The skull is elongated, with the orbit not separated from the temporal fossa and the nasals, which may or may not carry horns, reaching at least as far forwards as the union of the premaxillae.
The facial portion of the skull is generally shorter than the cranial; the orbit is freely open behind; and the premaxillae tend to be reduced and fused with the nasals.
Nasal bones large and stout, co-ossified, and standing out freely above the premaxillae, from which they are separated by a deep and wide fissure; the latter small, generally not meeting in the middle line in front, often rudimentary.
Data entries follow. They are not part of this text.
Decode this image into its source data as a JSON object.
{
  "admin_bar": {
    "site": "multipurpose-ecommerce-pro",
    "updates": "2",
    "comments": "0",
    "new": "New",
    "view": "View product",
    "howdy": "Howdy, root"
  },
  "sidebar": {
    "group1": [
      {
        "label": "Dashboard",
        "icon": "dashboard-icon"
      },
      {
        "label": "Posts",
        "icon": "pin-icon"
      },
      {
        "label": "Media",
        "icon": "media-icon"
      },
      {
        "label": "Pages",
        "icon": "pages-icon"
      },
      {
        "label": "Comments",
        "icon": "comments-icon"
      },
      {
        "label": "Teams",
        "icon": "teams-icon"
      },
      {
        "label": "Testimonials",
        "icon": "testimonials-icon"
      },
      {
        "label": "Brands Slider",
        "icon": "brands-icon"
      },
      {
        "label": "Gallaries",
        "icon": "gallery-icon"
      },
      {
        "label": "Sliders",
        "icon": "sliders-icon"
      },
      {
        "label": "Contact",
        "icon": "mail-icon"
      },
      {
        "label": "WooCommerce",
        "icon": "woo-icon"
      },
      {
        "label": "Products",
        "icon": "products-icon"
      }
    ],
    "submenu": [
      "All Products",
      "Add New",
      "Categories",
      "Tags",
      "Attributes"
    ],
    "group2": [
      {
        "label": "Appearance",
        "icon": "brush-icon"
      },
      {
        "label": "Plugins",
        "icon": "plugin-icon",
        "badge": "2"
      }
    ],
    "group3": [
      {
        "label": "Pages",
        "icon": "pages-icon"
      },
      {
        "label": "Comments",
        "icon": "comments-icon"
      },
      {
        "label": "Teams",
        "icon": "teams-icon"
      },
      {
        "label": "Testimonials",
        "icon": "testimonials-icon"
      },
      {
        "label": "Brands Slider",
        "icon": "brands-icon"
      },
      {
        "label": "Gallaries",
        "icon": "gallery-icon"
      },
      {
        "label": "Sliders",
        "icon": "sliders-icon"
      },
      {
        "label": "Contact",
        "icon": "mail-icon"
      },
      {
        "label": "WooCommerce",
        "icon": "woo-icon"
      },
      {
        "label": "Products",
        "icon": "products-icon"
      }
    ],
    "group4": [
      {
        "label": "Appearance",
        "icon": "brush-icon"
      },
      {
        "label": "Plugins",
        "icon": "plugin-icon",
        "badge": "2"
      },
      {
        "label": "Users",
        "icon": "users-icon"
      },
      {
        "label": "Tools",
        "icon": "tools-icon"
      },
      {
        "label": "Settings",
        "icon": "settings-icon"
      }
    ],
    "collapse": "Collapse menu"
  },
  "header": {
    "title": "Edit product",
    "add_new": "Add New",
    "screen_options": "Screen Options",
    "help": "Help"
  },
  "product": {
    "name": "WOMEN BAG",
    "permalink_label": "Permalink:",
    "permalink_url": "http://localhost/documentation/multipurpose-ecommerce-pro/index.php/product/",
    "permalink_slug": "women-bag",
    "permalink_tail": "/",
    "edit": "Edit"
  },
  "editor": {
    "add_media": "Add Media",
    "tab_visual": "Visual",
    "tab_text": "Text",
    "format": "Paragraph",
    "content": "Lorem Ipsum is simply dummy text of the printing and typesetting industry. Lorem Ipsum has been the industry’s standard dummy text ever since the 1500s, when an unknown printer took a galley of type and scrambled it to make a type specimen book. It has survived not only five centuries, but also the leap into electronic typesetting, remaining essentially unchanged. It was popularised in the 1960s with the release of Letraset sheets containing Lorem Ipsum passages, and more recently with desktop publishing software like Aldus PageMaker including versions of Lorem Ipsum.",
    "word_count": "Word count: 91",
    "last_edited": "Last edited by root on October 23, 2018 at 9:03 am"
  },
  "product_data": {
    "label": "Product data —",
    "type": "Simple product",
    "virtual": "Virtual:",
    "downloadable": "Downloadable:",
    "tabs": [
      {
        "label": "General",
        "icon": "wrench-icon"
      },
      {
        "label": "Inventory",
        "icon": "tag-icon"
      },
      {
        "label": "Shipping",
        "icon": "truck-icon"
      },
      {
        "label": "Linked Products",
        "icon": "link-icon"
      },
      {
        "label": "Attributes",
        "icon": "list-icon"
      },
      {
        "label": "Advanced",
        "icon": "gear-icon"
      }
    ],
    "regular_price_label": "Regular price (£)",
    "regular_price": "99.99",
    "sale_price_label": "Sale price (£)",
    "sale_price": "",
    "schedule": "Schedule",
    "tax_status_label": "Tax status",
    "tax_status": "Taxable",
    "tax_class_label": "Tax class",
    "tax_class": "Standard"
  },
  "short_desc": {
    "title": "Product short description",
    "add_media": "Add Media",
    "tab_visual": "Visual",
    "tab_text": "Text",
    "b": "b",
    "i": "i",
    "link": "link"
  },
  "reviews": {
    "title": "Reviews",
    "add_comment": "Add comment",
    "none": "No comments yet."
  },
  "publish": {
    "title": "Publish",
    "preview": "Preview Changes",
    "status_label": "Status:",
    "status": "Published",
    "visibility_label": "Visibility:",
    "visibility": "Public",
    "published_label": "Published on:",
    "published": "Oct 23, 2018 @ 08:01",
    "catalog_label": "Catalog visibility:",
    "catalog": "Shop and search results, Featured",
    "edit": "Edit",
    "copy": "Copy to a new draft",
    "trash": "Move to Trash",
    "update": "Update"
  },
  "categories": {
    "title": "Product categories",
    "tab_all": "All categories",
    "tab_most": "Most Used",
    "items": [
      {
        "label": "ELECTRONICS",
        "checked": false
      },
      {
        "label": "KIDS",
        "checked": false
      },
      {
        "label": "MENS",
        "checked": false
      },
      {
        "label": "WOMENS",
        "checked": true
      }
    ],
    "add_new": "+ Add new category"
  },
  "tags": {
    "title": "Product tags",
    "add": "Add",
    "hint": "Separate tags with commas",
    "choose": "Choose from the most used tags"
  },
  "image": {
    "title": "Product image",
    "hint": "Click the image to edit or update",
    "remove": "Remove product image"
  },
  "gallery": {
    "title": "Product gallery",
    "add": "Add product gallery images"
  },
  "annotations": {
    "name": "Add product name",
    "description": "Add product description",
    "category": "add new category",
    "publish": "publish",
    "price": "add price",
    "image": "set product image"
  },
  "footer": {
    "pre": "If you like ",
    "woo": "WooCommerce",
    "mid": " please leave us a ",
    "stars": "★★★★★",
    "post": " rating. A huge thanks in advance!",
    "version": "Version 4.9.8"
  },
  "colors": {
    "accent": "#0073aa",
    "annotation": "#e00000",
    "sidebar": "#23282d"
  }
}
Special interest attaches to the recent discovery in the cavern of Ultima Esperanza, South Patagonia, of remains of the genus Glossotherium, or Grypotherium, a near relative of Mylodon, but differing from it in having a bony arch connecting the nasal bones of the skull with the premaxillae; these include a considerable portion of the skin with the hair attached.
- The rodent skull is characterized by the great size of the premaxillae, which completely separate the nasals from the maxillae; by the presence of zygomatic arches; and by the wide unoccupied space existing between the incisors and the cheek-teeth; and (except in the Duplicidentata) by the antero-posteriorly elongated glenoid cavity for the articulation of the lower jaw.